Of many ports set up by settlers in the mid-1800s along the west coast, Carnarvon is one of the few survivors and has consolidated its early prosperity by making the most of the water that flows in great volume down the Gascoyne River. Most of the time the mighty riverbed is exposed as a wide ribbon of sand but the Gascoyne flows deep underground all year round and it is tapped by local fruit growers for irrigation. Consequently, Carnarvon appears as something of an oasis among the dry, scrubby plains to the north and south. Vast plantations of banana and mango trees are mingled with colourful bougainvillea, poinciana trees and tall palms. Other than a couple of plantations with tours and tropical cafés, Carnarvon has few tourist pretensions, but does make a useful base for exploring the rugged coastline to the north, including the Blowholes, and the impressive Kennedy Range, 200 km inland. A lot of Australians and backpackers come to Carnarvon for work, as attested by the many caravan parks.

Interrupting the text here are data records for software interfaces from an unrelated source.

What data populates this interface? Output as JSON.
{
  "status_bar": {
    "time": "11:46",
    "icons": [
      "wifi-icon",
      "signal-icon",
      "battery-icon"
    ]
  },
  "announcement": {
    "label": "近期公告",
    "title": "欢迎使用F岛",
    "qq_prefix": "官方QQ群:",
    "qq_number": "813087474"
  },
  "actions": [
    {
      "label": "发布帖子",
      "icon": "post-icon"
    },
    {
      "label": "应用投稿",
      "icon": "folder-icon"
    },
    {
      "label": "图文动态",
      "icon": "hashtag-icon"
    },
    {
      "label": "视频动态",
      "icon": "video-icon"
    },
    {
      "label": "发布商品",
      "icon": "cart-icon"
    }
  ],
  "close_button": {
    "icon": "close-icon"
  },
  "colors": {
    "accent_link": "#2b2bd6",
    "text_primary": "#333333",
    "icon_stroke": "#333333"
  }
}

Get the best info about sights, places to eat and sleep in Carnarvon free to download!download free pdf